Saturday 14 December 2013 – Feast of St John of the Cross
At the Carmelite Priory Mdina. 6.40am Solemn Morning Prayers, 7.00am Solemn Eucharist with homily,
13.00 Office of Readings and Midday Prayers.
The first disciples of St. John of the Cross, unaffected by the scholasticism which was to prevail afterward, follow his Trinitarian schema. José de Jesús Maria (Quiroga) wrote Subida del alma a Dios (Madrid 1656-59) and Inocencio de San Andrés (d.1620) wrote Teologiá mística y espejo de la vida eterna. Cecilia del Nacimiento (1570-1646) wrote De la transformación del alma en Dios.
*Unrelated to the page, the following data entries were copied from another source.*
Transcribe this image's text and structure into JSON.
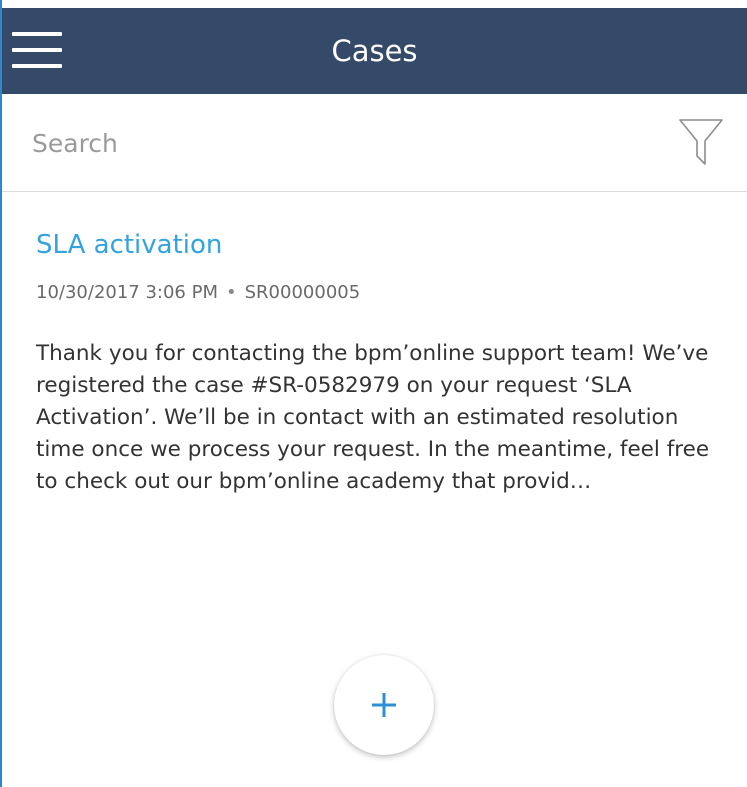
{
  "header": {
    "title": "Cases",
    "menu_icon": "hamburger-menu-icon",
    "background_color": "#354968"
  },
  "search": {
    "placeholder": "Search",
    "value": "",
    "filter_icon": "filter-funnel-icon"
  },
  "cases": [
    {
      "title": "SLA activation",
      "datetime": "10/30/2017 3:06 PM",
      "separator": "•",
      "number": "SR00000005",
      "body": "Thank you for contacting the bpm’online support team! We’ve registered the case #SR-0582979 on your request ‘SLA Activation’. We’ll be in contact with an estimated resolution time once we process your request. In the meantime, feel free to check out our bpm’online academy that provid…"
    }
  ],
  "fab": {
    "icon": "plus-icon",
    "accent_color": "#2e8fd8"
  },
  "colors": {
    "accent_link": "#33a3df",
    "left_border": "#2f86c9"
  }
}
There were others who did not depend as closely on John of the Cross but who were nevertheless outstanding and influential in their own right. Among these were Juan de Jesús Maria (Aravalles d. 1609) who redacted the Instrucción de Novicios for the Discalced Carmelites. The great mystic Juan de Jesús Maria (Sampedro 1564-1615) played an important role in the spiritual formation in the Italian Discalced congregation. His three volume Opera omnia, was edited by Ildefonso de S. Luis (Florence 1771-74). More eclectic and somewhat influenced by St. John of the Cross was Tómas de Jesús (Díaz Sánchez de Avila 1564 -1627), author of numerous and profound mystical treatises, such as De contemplatione divina libri sex. (Jerónimo) Gracián de la Madre de Dios (d.1614), although without scholarly pretensions, was a most effective interpreter of Carmelite spirituality. He was devoted to the eremitical origins of Carmel and fond of the “cave” of Pastrana. To his contemplative fervor he added an indefatigable zeal in preaching and writing (Obras del p. Jerónimo Gracián de la Madre de Dios, 3 v., Burgos 1932-33). Driven from the Discalced by the Doria faction, he spent his final years in the Ancient Observance where, at the request of the Prior General, Enrique Silvio, he wrote Della disciplina regolare … dell perfettione e spirito con che si ha de osservare la regola… particolarmente quella sotto la quale vive l’Ordine della gloriosa Vergine del Carmine (Venice 1600). This work had a wide diffusion among the Italian Carmelites, partly because of the interest Silvio took in it. For many years it was standard reading in the refectory.
Go Ahead, Leave A Comment